** The data follows **

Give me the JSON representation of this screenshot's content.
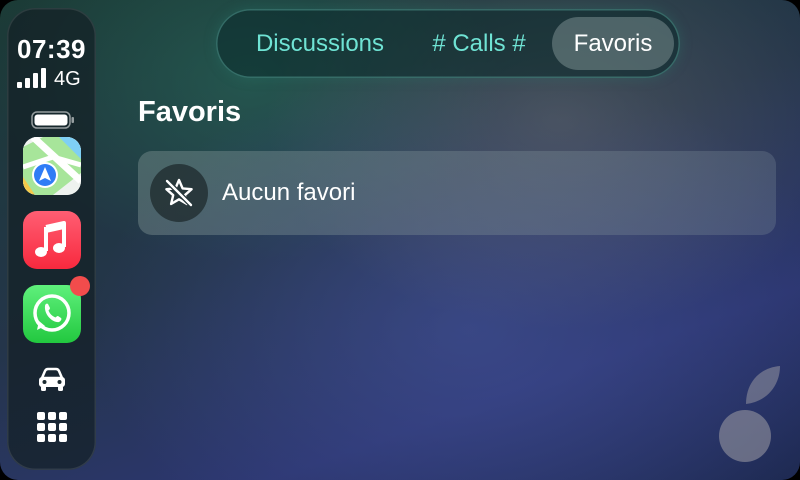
{
  "status": {
    "time": "07:39",
    "network": "4G",
    "signal_bars": 4,
    "battery_level": 1.0
  },
  "dock": {
    "apps": [
      {
        "name": "maps",
        "icon": "maps-app-icon"
      },
      {
        "name": "music",
        "icon": "music-app-icon"
      },
      {
        "name": "whatsapp",
        "icon": "whatsapp-app-icon",
        "badge": true
      }
    ],
    "car_icon": "car-icon",
    "grid_icon": "app-grid-icon"
  },
  "tabs": [
    {
      "label": "Discussions",
      "selected": false
    },
    {
      "label": "# Calls #",
      "selected": false
    },
    {
      "label": "Favoris",
      "selected": true
    }
  ],
  "page": {
    "title": "Favoris",
    "empty_row": {
      "label": "Aucun favori",
      "icon": "star-slash-icon"
    }
  },
  "colors": {
    "tab_text": "#6fe3d4",
    "badge": "#f24c4c",
    "music_red": "#f8293e",
    "whatsapp_green": "#22c83f"
  }
}
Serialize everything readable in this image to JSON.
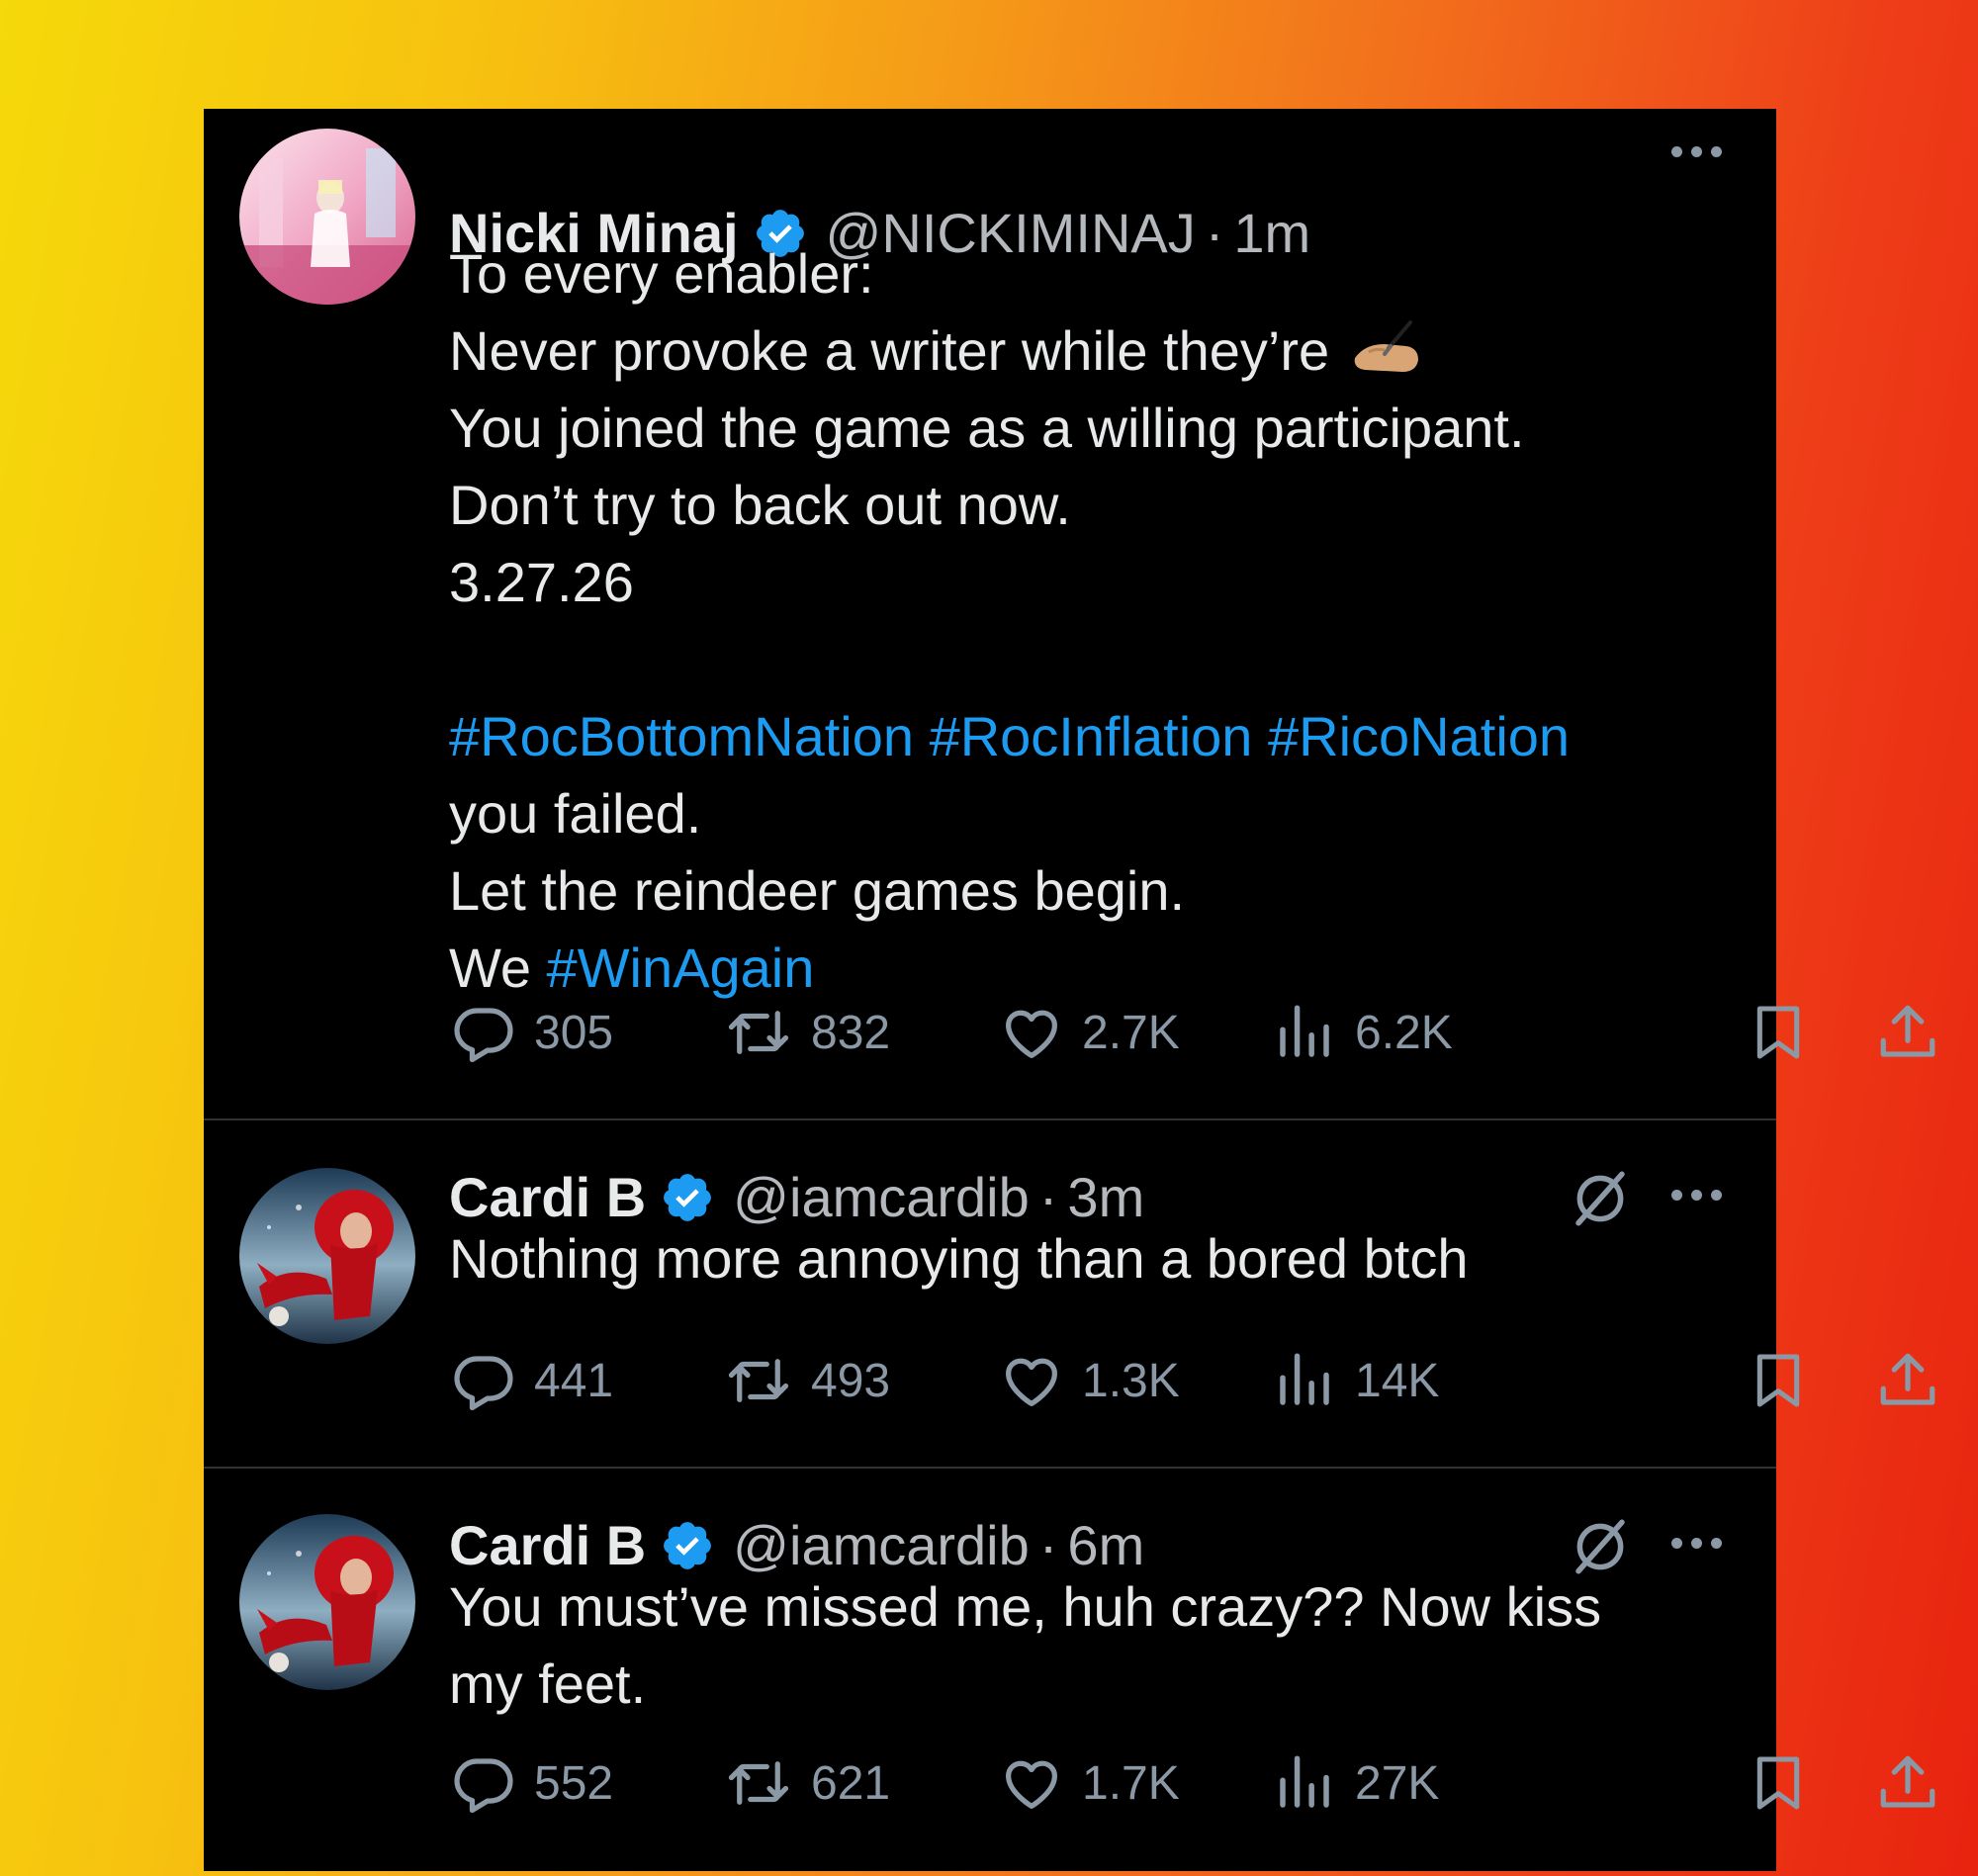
{
  "tweets": [
    {
      "name": "Nicki Minaj",
      "handle": "@NICKIMINAJ",
      "separator": "·",
      "time": "1m",
      "lines": [
        {
          "parts": [
            {
              "text": "To every enabler:"
            }
          ]
        },
        {
          "parts": [
            {
              "text": "Never provoke a writer while they’re "
            },
            {
              "emoji": "writing-hand"
            }
          ]
        },
        {
          "parts": [
            {
              "text": "You joined the game as a willing participant."
            }
          ]
        },
        {
          "parts": [
            {
              "text": "Don’t try to back out now."
            }
          ]
        },
        {
          "parts": [
            {
              "text": "3.27.26"
            }
          ]
        },
        {
          "parts": []
        },
        {
          "parts": [
            {
              "text": "#RocBottomNation #RocInflation #RicoNation",
              "hashtag": true
            }
          ]
        },
        {
          "parts": [
            {
              "text": "you failed."
            }
          ]
        },
        {
          "parts": [
            {
              "text": "Let the reindeer games begin."
            }
          ]
        },
        {
          "parts": [
            {
              "text": "We "
            },
            {
              "text": "#WinAgain",
              "hashtag": true
            }
          ]
        }
      ],
      "replies": "305",
      "reposts": "832",
      "likes": "2.7K",
      "views": "6.2K"
    },
    {
      "name": "Cardi B",
      "handle": "@iamcardib",
      "separator": "·",
      "time": "3m",
      "lines": [
        {
          "parts": [
            {
              "text": "Nothing more annoying than a bored btch"
            }
          ]
        }
      ],
      "replies": "441",
      "reposts": "493",
      "likes": "1.3K",
      "views": "14K"
    },
    {
      "name": "Cardi B",
      "handle": "@iamcardib",
      "separator": "·",
      "time": "6m",
      "lines": [
        {
          "parts": [
            {
              "text": "You must’ve missed me, huh crazy?? Now kiss"
            }
          ]
        },
        {
          "parts": [
            {
              "text": "my feet."
            }
          ]
        }
      ],
      "replies": "552",
      "reposts": "621",
      "likes": "1.7K",
      "views": "27K"
    }
  ],
  "colors": {
    "hashtag": "#1d9bf0",
    "verified": "#1d9bf0",
    "panel": "#000000",
    "metric": "#8b98a5"
  },
  "icons": [
    "verified-badge-icon",
    "more-options-icon",
    "muted-notifications-icon",
    "reply-icon",
    "repost-icon",
    "like-icon",
    "views-icon",
    "bookmark-icon",
    "share-icon",
    "writing-hand-emoji"
  ]
}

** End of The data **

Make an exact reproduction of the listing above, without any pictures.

[Task result]:
Give me the JSON representation of this screenshot's content.
{
  "status": {
    "time": "07:39",
    "network": "4G",
    "signal_bars": 4,
    "battery_level": 1.0
  },
  "dock": {
    "apps": [
      {
        "name": "maps",
        "icon": "maps-app-icon"
      },
      {
        "name": "music",
        "icon": "music-app-icon"
      },
      {
        "name": "whatsapp",
        "icon": "whatsapp-app-icon",
        "badge": true
      }
    ],
    "car_icon": "car-icon",
    "grid_icon": "app-grid-icon"
  },
  "tabs": [
    {
      "label": "Discussions",
      "selected": false
    },
    {
      "label": "# Calls #",
      "selected": false
    },
    {
      "label": "Favoris",
      "selected": true
    }
  ],
  "page": {
    "title": "Favoris",
    "empty_row": {
      "label": "Aucun favori",
      "icon": "star-slash-icon"
    }
  },
  "colors": {
    "tab_text": "#6fe3d4",
    "badge": "#f24c4c",
    "music_red": "#f8293e",
    "whatsapp_green": "#22c83f"
  }
}
Serialize everything readable in this image to JSON.
{
  "tweets": [
    {
      "name": "Nicki Minaj",
      "handle": "@NICKIMINAJ",
      "separator": "·",
      "time": "1m",
      "lines": [
        {
          "parts": [
            {
              "text": "To every enabler:"
            }
          ]
        },
        {
          "parts": [
            {
              "text": "Never provoke a writer while they’re "
            },
            {
              "emoji": "writing-hand"
            }
          ]
        },
        {
          "parts": [
            {
              "text": "You joined the game as a willing participant."
            }
          ]
        },
        {
          "parts": [
            {
              "text": "Don’t try to back out now."
            }
          ]
        },
        {
          "parts": [
            {
              "text": "3.27.26"
            }
          ]
        },
        {
          "parts": []
        },
        {
          "parts": [
            {
              "text": "#RocBottomNation #RocInflation #RicoNation",
              "hashtag": true
            }
          ]
        },
        {
          "parts": [
            {
              "text": "you failed."
            }
          ]
        },
        {
          "parts": [
            {
              "text": "Let the reindeer games begin."
            }
          ]
        },
        {
          "parts": [
            {
              "text": "We "
            },
            {
              "text": "#WinAgain",
              "hashtag": true
            }
          ]
        }
      ],
      "replies": "305",
      "reposts": "832",
      "likes": "2.7K",
      "views": "6.2K"
    },
    {
      "name": "Cardi B",
      "handle": "@iamcardib",
      "separator": "·",
      "time": "3m",
      "lines": [
        {
          "parts": [
            {
              "text": "Nothing more annoying than a bored btch"
            }
          ]
        }
      ],
      "replies": "441",
      "reposts": "493",
      "likes": "1.3K",
      "views": "14K"
    },
    {
      "name": "Cardi B",
      "handle": "@iamcardib",
      "separator": "·",
      "time": "6m",
      "lines": [
        {
          "parts": [
            {
              "text": "You must’ve missed me, huh crazy?? Now kiss"
            }
          ]
        },
        {
          "parts": [
            {
              "text": "my feet."
            }
          ]
        }
      ],
      "replies": "552",
      "reposts": "621",
      "likes": "1.7K",
      "views": "27K"
    }
  ],
  "colors": {
    "hashtag": "#1d9bf0",
    "verified": "#1d9bf0",
    "panel": "#000000",
    "metric": "#8b98a5"
  },
  "icons": [
    "verified-badge-icon",
    "more-options-icon",
    "muted-notifications-icon",
    "reply-icon",
    "repost-icon",
    "like-icon",
    "views-icon",
    "bookmark-icon",
    "share-icon",
    "writing-hand-emoji"
  ]
}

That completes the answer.